Issues of student safety are not new, but they are changing as available technologies change. When I was in middle school, mean girls did their damage using notes and phone calls. Now, bullying happens through texting and social networking sites. The more kids disconnect from face to face interactions, the easier it seems to be to write or message more and more hurtful attacks. I appreciated the article, When Dad Banned Text Messaging, because it brought up a lot of the issues that come with texting in particular. Yes, texts are an easy way to stay connected, and I personally wouldn’t want to live without them, but what do we lose when we text? It seems like a time saver to send a quick text, but I can think of many examples when multiple texts were needed to clarify my point. A phone call is often easier, quicker, and more effective. A major problem I have with electronic communication is the inability to convey tone, feelings, or sarcasm. There is a lot more room for interpretation of intention and miscommunication.
Who’s job is it to teach kids to be safe online?
I think it is both the school and the parents responsibility to teach kids about online safety. We need to teach kids about technology and repercussions of use, but first and foremost, we need to help kids become good citizens. Being a good “digital citizen” relies on being a good citizen. If we teach our students to think critically, understand consequences of choices, consider how they treat others and how they want to be treated, and problem solve and resolve conflicts, then these skills should translate to the internet. There are additional lessons to be learned about our digital footprint, the longevity of information provided on the internet, and e-security, but we have to start with developing the skills that will help our students find success on and offline.
In schools, when and where should we be having these conversations with students?
In school, we need to start these conversations early. Conversations about citizenship start as soon as students start school. We need to start discussions specific to technology as soon as students are using technology. I think one of the great challenges is how to have these conversations in early elementary school. Our students are certainly using technology, but how do we scaffold understanding around some of these big ideas of safety so young students are protected? Mary and I will be working on a scope and sequence for responsible use lessons for our final project, so hopefully this will be a starting point for this discussion in our elementary school.
It is very important that parents take on a responsibility for educating their children about online safety. In school, we have very specific assignments and resources and students are monitored when working online.
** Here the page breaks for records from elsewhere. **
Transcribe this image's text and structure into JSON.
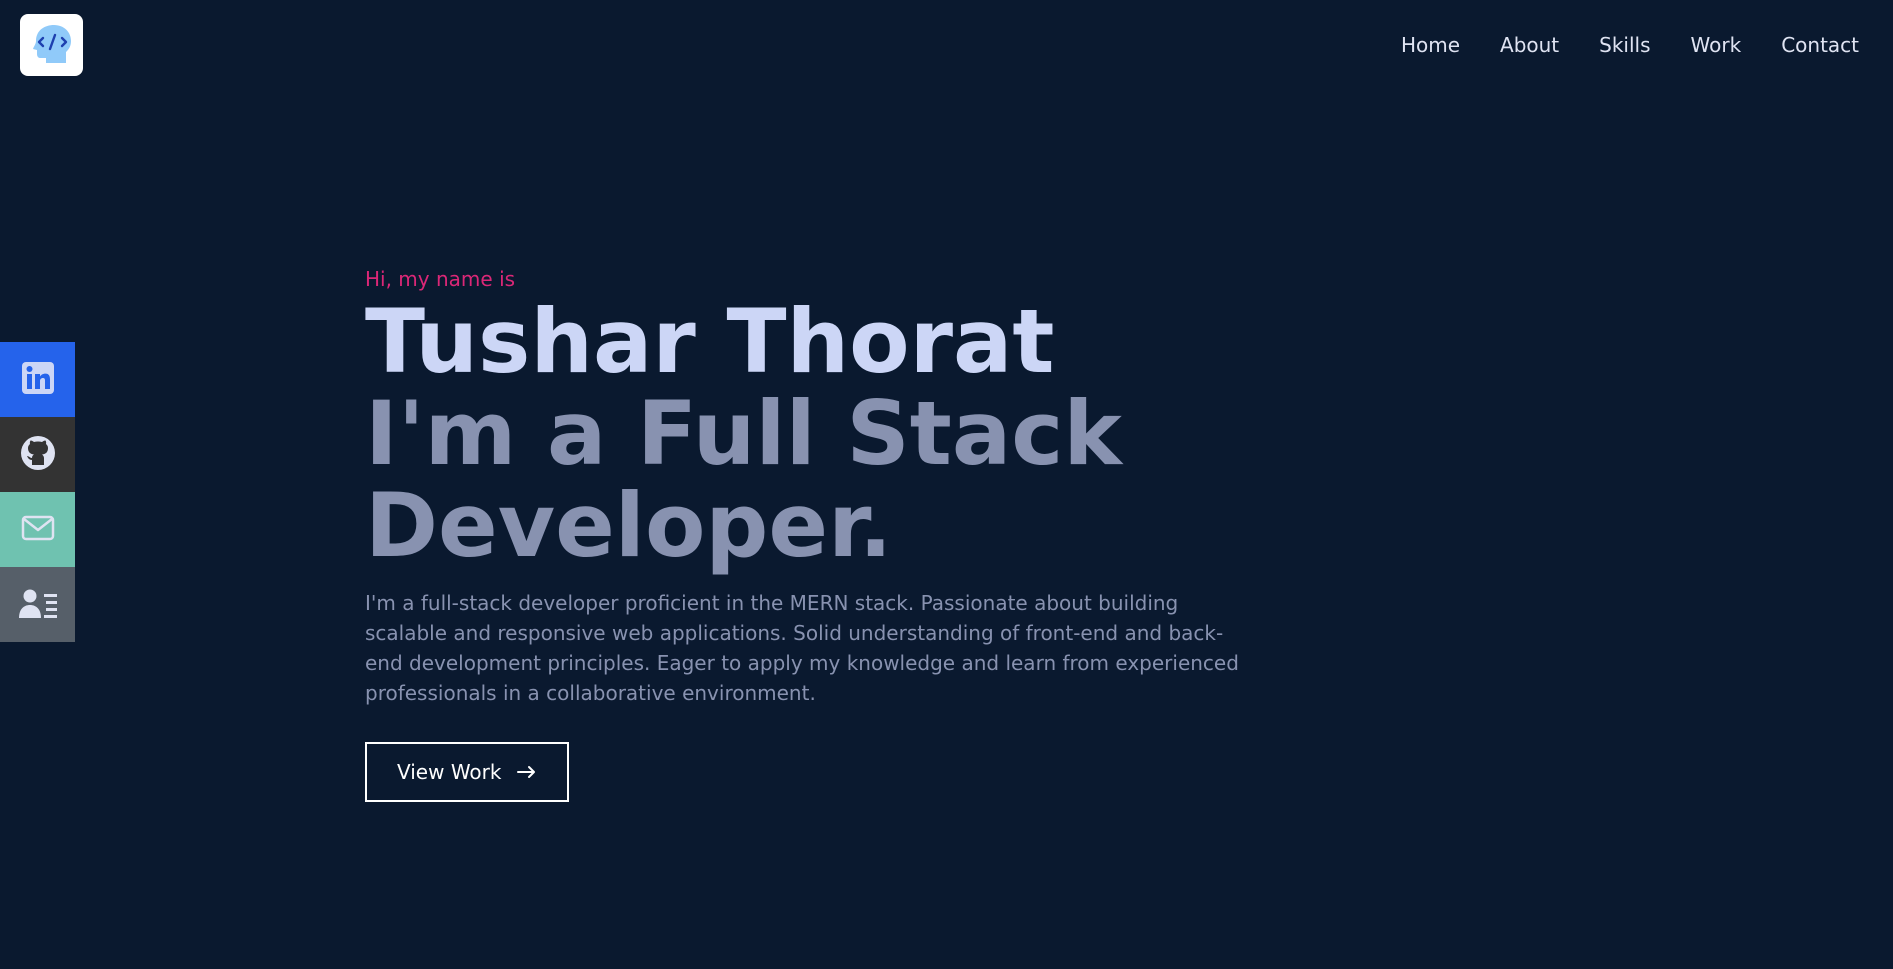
{
  "logo": {
    "icon": "code-head-icon"
  },
  "nav": {
    "items": [
      {
        "label": "Home"
      },
      {
        "label": "About"
      },
      {
        "label": "Skills"
      },
      {
        "label": "Work"
      },
      {
        "label": "Contact"
      }
    ]
  },
  "social": {
    "items": [
      {
        "icon": "linkedin-icon",
        "color": "#2563eb"
      },
      {
        "icon": "github-icon",
        "color": "#333333"
      },
      {
        "icon": "mail-icon",
        "color": "#6fc2b0"
      },
      {
        "icon": "resume-icon",
        "color": "#565f69"
      }
    ]
  },
  "hero": {
    "greeting": "Hi, my name is",
    "name": "Tushar Thorat",
    "title": "I'm a Full Stack Developer.",
    "description": "I'm a full-stack developer proficient in the MERN stack. Passionate about building scalable and responsive web applications. Solid understanding of front-end and back-end development principles. Eager to apply my knowledge and learn from experienced professionals in a collaborative environment.",
    "cta_label": "View Work",
    "cta_icon": "arrow-right-icon"
  },
  "colors": {
    "background": "#0a192f",
    "accent": "#db2777",
    "name": "#ccd6f6",
    "muted": "#8892b0"
  }
}
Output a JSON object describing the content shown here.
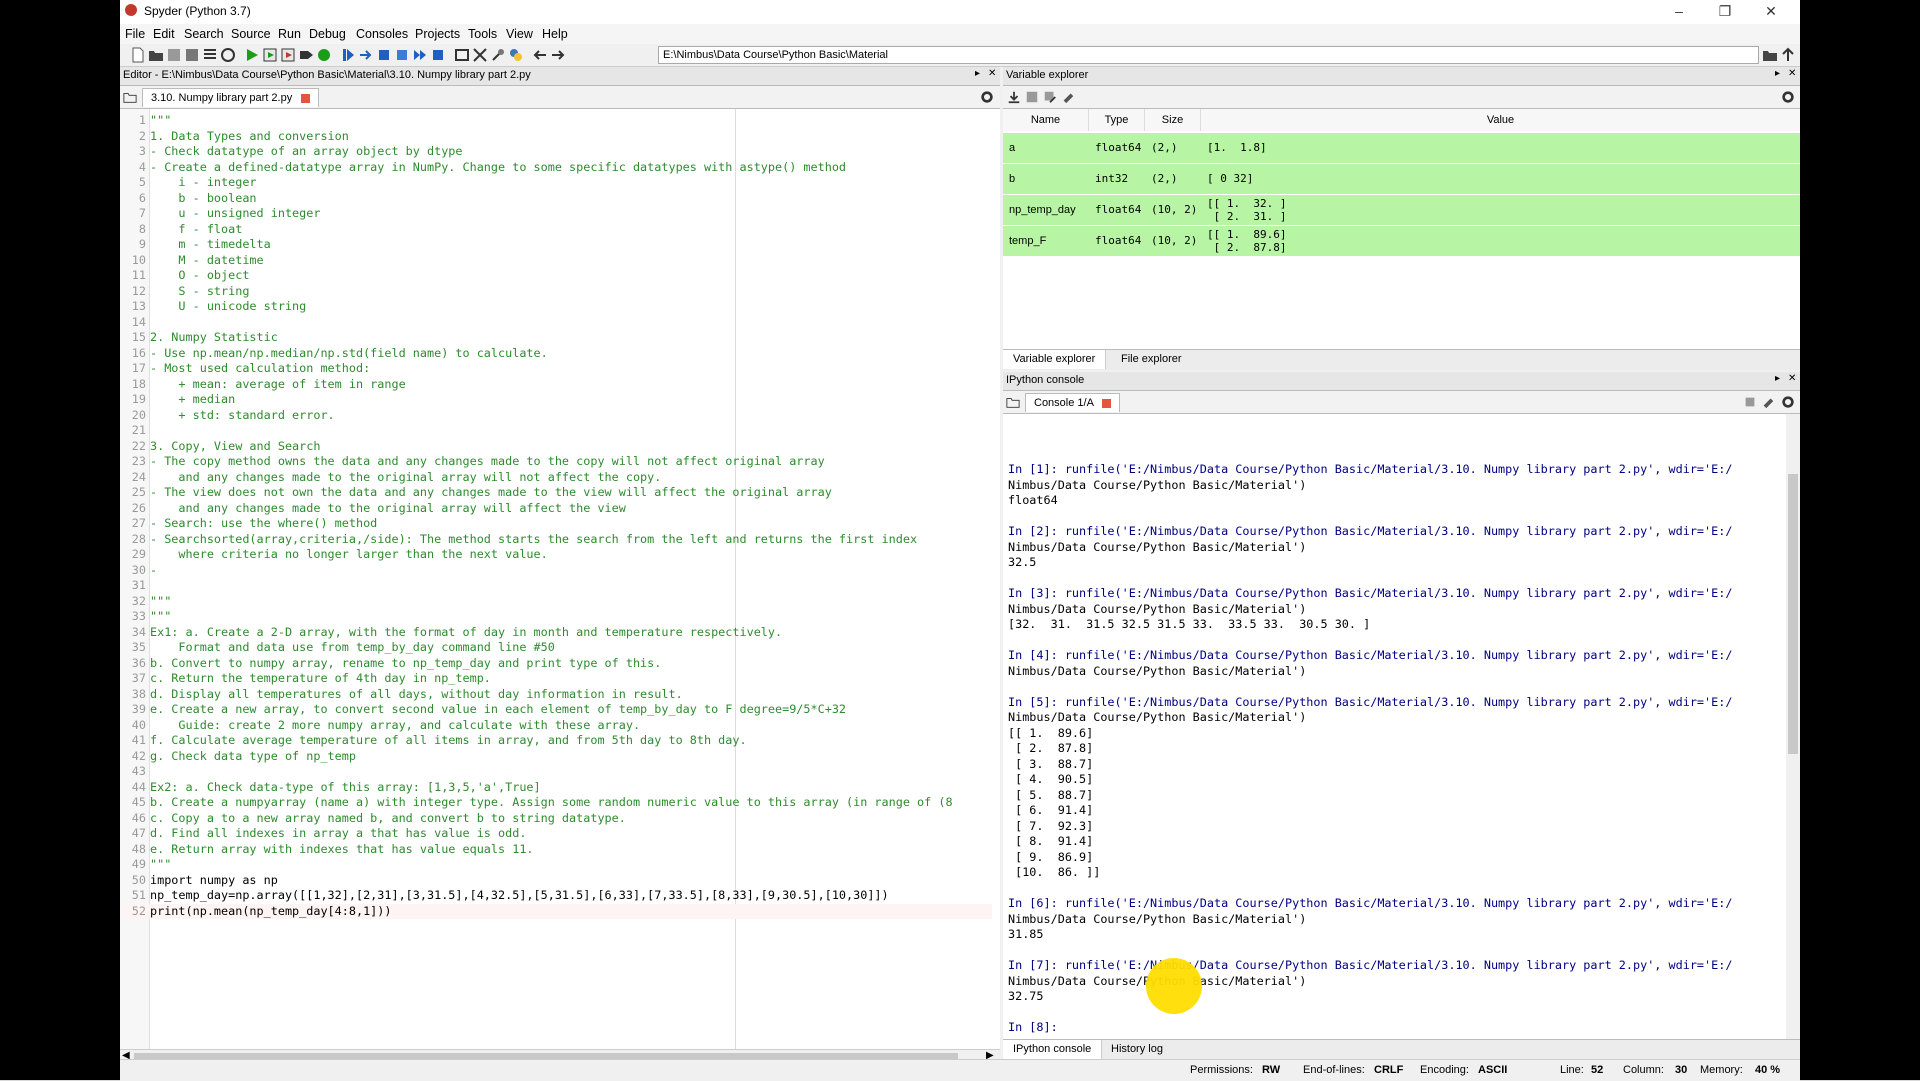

We talk about safety in reference to the projects we are working on, but often students have a broader access at home. It’s important that parents and students have an open dialogue about safety at home.